-- Recorded data follows --

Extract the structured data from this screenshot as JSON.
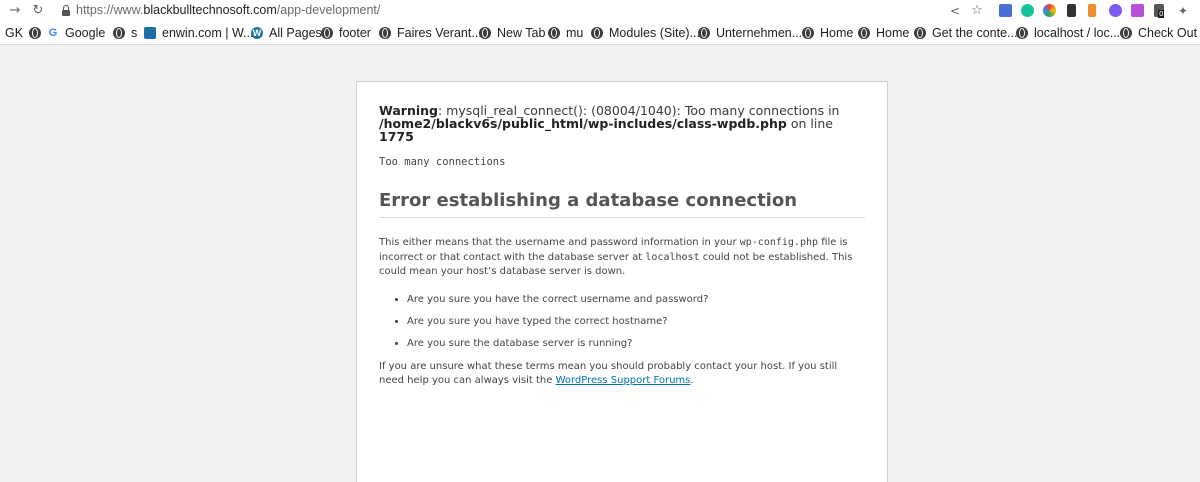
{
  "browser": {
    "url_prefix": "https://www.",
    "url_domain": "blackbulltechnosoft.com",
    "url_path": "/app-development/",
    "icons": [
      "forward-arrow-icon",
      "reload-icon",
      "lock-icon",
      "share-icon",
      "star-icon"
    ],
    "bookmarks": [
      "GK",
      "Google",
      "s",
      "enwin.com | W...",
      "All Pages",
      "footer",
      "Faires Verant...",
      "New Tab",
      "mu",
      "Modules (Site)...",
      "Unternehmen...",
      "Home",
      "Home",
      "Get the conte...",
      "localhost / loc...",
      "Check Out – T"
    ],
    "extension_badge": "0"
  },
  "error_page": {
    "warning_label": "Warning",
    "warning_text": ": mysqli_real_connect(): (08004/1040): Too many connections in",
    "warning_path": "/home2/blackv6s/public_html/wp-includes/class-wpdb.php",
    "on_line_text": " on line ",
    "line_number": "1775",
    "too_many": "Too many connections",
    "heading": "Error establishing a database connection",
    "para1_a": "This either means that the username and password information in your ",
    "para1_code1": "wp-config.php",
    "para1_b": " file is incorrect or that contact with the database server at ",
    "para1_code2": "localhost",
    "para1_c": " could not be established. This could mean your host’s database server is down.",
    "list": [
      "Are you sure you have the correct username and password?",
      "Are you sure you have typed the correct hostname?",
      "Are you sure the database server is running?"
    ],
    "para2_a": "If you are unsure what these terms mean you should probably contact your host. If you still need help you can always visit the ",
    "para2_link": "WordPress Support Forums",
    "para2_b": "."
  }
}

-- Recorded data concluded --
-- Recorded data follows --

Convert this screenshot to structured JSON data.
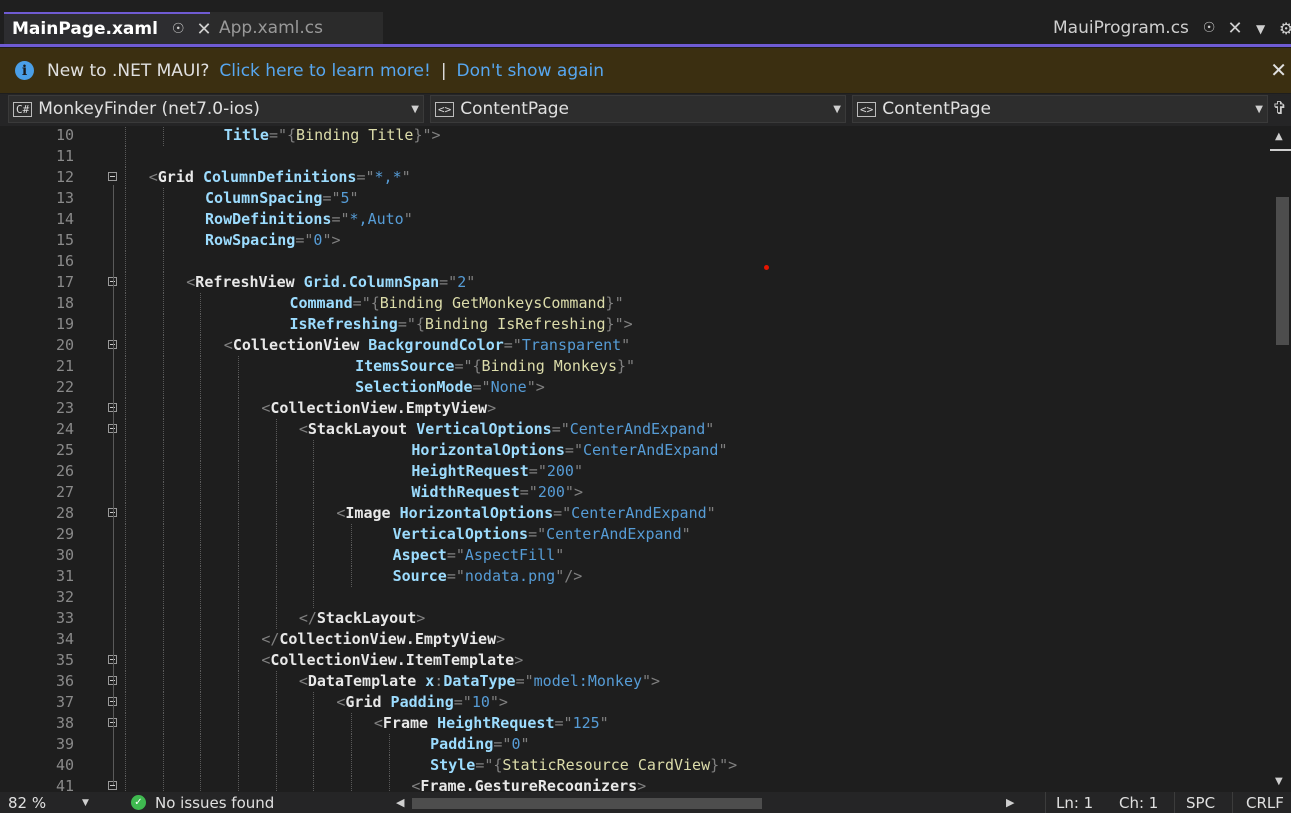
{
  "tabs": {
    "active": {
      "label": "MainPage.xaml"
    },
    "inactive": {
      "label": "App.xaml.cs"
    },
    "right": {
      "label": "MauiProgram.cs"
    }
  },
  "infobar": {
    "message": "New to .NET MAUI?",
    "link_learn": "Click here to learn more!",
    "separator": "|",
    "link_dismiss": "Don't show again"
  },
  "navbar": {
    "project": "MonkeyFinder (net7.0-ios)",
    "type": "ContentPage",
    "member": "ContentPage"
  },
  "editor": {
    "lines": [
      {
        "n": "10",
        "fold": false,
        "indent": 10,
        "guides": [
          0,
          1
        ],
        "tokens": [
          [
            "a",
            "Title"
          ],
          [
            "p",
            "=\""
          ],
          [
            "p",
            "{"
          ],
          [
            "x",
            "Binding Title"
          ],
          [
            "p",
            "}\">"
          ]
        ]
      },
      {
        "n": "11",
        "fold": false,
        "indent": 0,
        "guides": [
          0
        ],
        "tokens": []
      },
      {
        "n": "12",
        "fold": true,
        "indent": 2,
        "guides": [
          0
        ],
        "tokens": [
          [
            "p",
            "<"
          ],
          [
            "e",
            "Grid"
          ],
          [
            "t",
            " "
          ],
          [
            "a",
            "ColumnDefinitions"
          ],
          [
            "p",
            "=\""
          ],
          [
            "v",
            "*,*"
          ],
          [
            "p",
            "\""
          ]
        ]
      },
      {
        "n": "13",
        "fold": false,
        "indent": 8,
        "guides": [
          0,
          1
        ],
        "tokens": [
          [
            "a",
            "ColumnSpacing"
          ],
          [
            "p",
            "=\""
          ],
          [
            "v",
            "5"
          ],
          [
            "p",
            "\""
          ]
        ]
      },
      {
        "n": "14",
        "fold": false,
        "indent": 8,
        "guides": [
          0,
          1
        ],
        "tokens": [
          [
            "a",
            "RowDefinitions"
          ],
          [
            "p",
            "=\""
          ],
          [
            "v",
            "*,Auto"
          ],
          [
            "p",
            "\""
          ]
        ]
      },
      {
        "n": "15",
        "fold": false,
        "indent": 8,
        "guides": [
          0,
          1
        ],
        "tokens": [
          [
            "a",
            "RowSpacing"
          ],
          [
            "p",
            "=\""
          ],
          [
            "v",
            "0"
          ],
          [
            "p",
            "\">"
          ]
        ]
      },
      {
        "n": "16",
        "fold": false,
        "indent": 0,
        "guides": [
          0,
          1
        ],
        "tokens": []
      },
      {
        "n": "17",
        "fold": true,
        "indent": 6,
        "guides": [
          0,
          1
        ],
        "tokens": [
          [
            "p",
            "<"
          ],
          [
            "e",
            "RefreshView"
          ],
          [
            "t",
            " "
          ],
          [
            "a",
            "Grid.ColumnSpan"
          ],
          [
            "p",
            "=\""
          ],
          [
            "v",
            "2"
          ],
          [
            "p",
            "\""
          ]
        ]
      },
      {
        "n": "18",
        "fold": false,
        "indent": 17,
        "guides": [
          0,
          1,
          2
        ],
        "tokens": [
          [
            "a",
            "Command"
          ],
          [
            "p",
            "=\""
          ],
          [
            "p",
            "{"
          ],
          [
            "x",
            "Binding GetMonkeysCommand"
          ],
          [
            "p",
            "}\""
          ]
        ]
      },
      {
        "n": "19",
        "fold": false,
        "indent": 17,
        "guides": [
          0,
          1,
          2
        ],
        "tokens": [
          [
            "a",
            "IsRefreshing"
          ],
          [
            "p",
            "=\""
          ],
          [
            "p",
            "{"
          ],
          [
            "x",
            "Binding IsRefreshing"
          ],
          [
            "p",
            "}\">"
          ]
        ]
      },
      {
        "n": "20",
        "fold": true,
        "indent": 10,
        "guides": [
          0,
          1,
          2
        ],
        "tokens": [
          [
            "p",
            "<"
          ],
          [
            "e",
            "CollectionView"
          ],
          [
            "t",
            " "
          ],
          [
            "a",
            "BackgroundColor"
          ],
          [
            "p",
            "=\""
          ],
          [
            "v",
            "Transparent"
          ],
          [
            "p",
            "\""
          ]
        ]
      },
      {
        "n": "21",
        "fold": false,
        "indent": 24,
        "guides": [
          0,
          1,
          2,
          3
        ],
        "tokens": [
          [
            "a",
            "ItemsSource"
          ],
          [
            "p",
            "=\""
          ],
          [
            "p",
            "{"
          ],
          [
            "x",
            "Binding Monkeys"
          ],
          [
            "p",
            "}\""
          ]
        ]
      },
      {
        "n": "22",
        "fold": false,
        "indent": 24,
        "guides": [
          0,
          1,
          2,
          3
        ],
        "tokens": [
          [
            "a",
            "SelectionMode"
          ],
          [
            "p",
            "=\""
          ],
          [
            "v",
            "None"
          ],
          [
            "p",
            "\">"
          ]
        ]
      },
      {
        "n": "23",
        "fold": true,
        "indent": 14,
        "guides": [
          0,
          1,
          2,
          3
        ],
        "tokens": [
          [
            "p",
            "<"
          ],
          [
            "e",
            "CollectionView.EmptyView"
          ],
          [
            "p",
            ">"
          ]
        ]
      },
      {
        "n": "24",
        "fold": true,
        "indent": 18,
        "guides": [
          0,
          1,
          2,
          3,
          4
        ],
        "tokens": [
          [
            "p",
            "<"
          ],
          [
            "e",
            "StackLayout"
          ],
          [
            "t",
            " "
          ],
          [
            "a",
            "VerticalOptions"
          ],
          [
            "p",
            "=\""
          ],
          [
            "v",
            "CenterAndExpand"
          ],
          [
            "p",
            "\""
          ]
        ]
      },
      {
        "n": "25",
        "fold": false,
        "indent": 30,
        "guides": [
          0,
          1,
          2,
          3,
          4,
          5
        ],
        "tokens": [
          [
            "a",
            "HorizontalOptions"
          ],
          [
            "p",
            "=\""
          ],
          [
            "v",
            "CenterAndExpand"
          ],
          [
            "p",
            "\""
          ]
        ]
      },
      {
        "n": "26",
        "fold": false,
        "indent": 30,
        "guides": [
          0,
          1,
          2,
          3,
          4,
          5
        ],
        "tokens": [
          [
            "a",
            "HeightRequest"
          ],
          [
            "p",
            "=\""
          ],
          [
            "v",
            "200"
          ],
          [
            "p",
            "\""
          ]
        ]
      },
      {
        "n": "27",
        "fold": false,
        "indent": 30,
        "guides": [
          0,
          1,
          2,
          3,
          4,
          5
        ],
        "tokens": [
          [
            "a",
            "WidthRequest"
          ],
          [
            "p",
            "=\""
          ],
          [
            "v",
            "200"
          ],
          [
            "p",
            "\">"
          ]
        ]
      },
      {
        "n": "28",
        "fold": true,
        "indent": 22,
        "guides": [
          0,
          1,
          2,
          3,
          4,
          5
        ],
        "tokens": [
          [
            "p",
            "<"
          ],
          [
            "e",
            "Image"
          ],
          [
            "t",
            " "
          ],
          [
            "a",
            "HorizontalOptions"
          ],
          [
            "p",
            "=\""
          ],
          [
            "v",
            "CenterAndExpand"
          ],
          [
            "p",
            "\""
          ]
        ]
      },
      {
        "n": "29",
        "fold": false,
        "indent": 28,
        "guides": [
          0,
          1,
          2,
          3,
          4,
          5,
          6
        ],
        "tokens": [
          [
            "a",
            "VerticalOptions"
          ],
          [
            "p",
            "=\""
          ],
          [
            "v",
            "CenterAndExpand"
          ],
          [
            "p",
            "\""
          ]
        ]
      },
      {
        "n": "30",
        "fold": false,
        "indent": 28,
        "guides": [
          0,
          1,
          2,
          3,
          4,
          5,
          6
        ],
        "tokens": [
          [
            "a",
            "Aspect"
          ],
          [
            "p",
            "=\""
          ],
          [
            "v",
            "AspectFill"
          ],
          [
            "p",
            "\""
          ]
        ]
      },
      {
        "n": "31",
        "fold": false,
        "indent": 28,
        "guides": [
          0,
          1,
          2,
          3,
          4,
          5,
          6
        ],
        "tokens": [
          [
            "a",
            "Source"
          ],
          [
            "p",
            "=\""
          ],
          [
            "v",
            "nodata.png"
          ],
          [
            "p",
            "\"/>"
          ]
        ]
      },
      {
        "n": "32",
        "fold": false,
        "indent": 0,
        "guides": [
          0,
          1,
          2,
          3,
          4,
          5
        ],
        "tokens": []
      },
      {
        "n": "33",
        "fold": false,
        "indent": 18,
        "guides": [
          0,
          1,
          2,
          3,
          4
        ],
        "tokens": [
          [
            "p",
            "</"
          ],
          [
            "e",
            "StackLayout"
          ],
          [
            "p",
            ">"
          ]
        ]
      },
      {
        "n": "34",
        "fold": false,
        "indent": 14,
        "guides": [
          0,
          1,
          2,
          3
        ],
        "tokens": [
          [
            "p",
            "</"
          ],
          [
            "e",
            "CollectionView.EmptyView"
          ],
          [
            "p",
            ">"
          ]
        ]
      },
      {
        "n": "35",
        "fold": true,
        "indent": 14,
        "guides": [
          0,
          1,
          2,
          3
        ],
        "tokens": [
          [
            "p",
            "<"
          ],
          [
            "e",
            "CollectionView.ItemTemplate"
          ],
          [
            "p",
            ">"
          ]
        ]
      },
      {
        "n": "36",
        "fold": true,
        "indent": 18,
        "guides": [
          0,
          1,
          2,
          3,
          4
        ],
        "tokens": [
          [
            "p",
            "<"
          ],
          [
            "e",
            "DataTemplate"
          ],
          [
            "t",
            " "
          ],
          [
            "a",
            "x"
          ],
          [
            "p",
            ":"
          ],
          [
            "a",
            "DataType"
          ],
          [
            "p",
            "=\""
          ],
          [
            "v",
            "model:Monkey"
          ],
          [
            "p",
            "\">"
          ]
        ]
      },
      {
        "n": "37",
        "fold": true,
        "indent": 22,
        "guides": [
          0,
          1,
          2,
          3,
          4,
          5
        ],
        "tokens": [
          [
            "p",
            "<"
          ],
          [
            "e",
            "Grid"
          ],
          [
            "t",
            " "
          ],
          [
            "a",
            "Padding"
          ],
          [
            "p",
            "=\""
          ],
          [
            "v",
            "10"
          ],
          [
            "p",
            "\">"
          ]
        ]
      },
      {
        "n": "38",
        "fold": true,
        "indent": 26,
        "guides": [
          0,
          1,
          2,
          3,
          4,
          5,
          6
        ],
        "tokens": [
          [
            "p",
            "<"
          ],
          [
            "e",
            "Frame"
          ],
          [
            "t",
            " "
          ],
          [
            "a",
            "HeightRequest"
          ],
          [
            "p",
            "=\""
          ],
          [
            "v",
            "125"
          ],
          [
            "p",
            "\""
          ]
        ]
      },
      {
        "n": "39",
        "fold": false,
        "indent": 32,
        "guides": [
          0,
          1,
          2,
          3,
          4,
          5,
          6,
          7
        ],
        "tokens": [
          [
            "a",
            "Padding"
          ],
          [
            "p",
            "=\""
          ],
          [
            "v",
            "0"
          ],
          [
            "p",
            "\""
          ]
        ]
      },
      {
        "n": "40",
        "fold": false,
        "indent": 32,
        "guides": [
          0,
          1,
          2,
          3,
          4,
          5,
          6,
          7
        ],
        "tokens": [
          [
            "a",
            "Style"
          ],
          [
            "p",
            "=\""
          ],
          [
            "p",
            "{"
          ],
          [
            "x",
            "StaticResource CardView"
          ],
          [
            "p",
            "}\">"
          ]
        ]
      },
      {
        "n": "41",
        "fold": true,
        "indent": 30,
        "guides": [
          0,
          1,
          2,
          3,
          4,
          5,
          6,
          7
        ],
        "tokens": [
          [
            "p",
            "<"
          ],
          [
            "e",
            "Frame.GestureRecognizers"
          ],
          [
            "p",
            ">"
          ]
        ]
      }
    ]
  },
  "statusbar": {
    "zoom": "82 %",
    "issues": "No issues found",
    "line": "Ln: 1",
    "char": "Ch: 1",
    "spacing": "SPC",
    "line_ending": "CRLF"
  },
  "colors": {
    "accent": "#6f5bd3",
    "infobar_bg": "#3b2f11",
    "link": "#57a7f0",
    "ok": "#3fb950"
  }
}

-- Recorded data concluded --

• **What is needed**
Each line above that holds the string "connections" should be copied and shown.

• **Result of this task**
    "warning_text": ": mysqli_real_connect(): (08004/1040): Too many connections in",
    "too_many": "Too many connections",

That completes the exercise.